Bar staff 'dreading Easter again'

Grant Lawrie
Grant Lawrie
Abuse copped from angry patrons demanding drinks last Easter has staff at Wanaka's Speight's Ale House dreading working the holiday again this year, bar co-owner Grant Lawrie says.

The establishment is one of seven Wanaka bars - and one Queenstown bar - which will have applications for special liquor licences on Good Friday and Easter Sunday considered by the new Queenstown Lakes district licensing committee next week.

Reaction from patrons to Easter trading restrictions at Wanaka's Speight's Ale House last year was ''terrible'' and staff members were ''dreading Easter again'' as a result, Mr Lawrie said.

''Our staff were getting abused because people just don't understand.
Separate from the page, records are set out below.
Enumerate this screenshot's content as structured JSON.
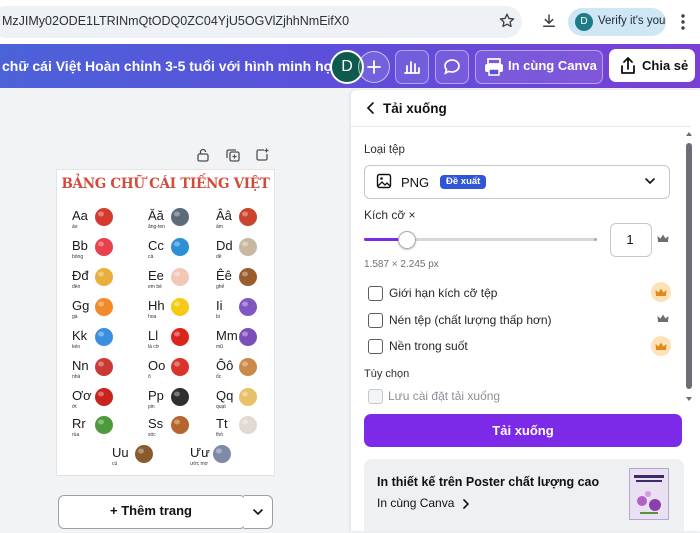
{
  "browser": {
    "url": "MzJIMy02ODE1LTRINmQtODQ0ZC04YjU5OGVlZjhhNmEifX0",
    "profile_initial": "D",
    "verify_label": "Verify it's you"
  },
  "header": {
    "doc_title": "chữ cái Việt Hoàn chỉnh 3-5 tuổi với hình minh họa s...",
    "avatar_initial": "D",
    "print_label": "In cùng Canva",
    "share_label": "Chia sẻ"
  },
  "canvas": {
    "poster_title": "BẢNG CHỮ CÁI TIẾNG VIỆT",
    "letters": [
      {
        "letter": "Aa",
        "word": "áo",
        "pic": "shirt"
      },
      {
        "letter": "Ăă",
        "word": "ăng-ten",
        "pic": "tv"
      },
      {
        "letter": "Ââ",
        "word": "ấm",
        "pic": "kettle"
      },
      {
        "letter": "Bb",
        "word": "bóng",
        "pic": "balloon"
      },
      {
        "letter": "Cc",
        "word": "cá",
        "pic": "fish"
      },
      {
        "letter": "Dd",
        "word": "dê",
        "pic": "goat"
      },
      {
        "letter": "Đđ",
        "word": "đèn",
        "pic": "lamp"
      },
      {
        "letter": "Ee",
        "word": "em bé",
        "pic": "baby"
      },
      {
        "letter": "Êê",
        "word": "ghế",
        "pic": "chair"
      },
      {
        "letter": "Gg",
        "word": "gà",
        "pic": "chicken"
      },
      {
        "letter": "Hh",
        "word": "hoa",
        "pic": "flower"
      },
      {
        "letter": "Ii",
        "word": "bi",
        "pic": "marbles"
      },
      {
        "letter": "Kk",
        "word": "kéo",
        "pic": "scissors"
      },
      {
        "letter": "Ll",
        "word": "lá cờ",
        "pic": "flag"
      },
      {
        "letter": "Mm",
        "word": "mũ",
        "pic": "hat"
      },
      {
        "letter": "Nn",
        "word": "nhà",
        "pic": "house"
      },
      {
        "letter": "Oo",
        "word": "ô",
        "pic": "umbrella"
      },
      {
        "letter": "Ôô",
        "word": "ốc",
        "pic": "snail"
      },
      {
        "letter": "Ơơ",
        "word": "ớt",
        "pic": "chili"
      },
      {
        "letter": "Pp",
        "word": "pin",
        "pic": "battery"
      },
      {
        "letter": "Qq",
        "word": "quạt",
        "pic": "fan"
      },
      {
        "letter": "Rr",
        "word": "rùa",
        "pic": "turtle"
      },
      {
        "letter": "Ss",
        "word": "sóc",
        "pic": "squirrel"
      },
      {
        "letter": "Tt",
        "word": "thỏ",
        "pic": "rabbit"
      },
      {
        "letter": "Uu",
        "word": "cú",
        "pic": "owl"
      },
      {
        "letter": "Ưư",
        "word": "ước mơ",
        "pic": "dream"
      }
    ],
    "add_page_label": "+ Thêm trang"
  },
  "panel": {
    "title": "Tải xuống",
    "filetype_label": "Loại tệp",
    "filetype_value": "PNG",
    "recommended_badge": "Đề xuất",
    "size_label": "Kích cỡ ×",
    "size_value": "1",
    "size_fraction": 0.18,
    "dimensions": "1.587 × 2.245 px",
    "options": [
      {
        "label": "Giới hạn kích cỡ tệp",
        "checked": false
      },
      {
        "label": "Nén tệp (chất lượng thấp hơn)",
        "checked": false
      },
      {
        "label": "Nền trong suốt",
        "checked": false
      }
    ],
    "section_label": "Tùy chọn",
    "save_settings_label": "Lưu cài đặt tải xuống",
    "download_button": "Tải xuống",
    "promo_title": "In thiết kế trên Poster chất lượng cao",
    "promo_link": "In cùng Canva"
  },
  "colors": {
    "accent": "#7d2ae8",
    "badge": "#2f56d8",
    "header_start": "#4c62d9",
    "header_end": "#7a3fd4"
  }
}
People are sitting there and you say 'You've had a drink, you've ordered your meal and now you have to leave as soon as you've finished it' type scenario. Those sorts of things just leave a very sour taste in the mouth for a lot of people.

''They're left confused. They think it's our fault ... They all think that we're setting the rule, which is incorrect.''

A meeting of Wanaka licensees was held yesterday to establish a ''common approach'' ahead of their individual special licence hearings on Monday and Tuesday.

Mr Lawrie said the group's licence applications were all based around an ''Event Wanaka'' concept, rather than the individual events taking place in the area at Easter such as the Warbirds Over Wanaka International Airshow.

''The whole town is going to be an event in a way. It may not fit in with the whole full legislation of what an event is deemed to be, but if you really look at it there's got to be some common-sense approach being displayed here.''

He was disappointed the issue remained unresolved so close to Easter, despite bar owners submitting their applications about eight weeks ago.

''Nobody's very hopeful of anything happening in a positive manner. It should have been dealt with before now. We shouldn't even be having to go to a hearing.''

Criticising bar owners for wanting to make a profit at Easter was unfair, Mr Lawrie said.

''We've got to profit from it now ... because we'll get to May and June and the place is dead.

''It's a double standard in a way because you can open and you've got to pay your staff time and a-half and a day in lieu but you can't have the ability to earn money.''

Queenstown Lakes district councillors Ella Lawton and Calum MacLeod also attended yesterday's licensee meeting.

Cr Lawton said while she supported the bar owners' position and hoped they could achieve a positive result, the limited time left before Easter made it difficult for the council to have any influence over the outcome.

''I hope that we can have more of a discussion earlier on next year. I'd like to see some sort of progress made so that we don't have to challenge that [liquor law] each time.''

Cr MacLeod was reluctant to comment because he was personally affected by the laws as the owner of Wanaka's Cinema Paradiso business. However, he shared Cr Lawton's view on starting the ball rolling much earlier for Easter 2015.

The liquor licensing hearings take place from 9am at the St John meeting room, in Frankton, on Monday and at Edgewater, in Wanaka, on Tuesday.

Desperate Dan, angry punter

I dont understand why customers have to eat, drink and leave within a specified time, and, to be frank, customers so exercised about limited access to the purchase of liquor might have a problem.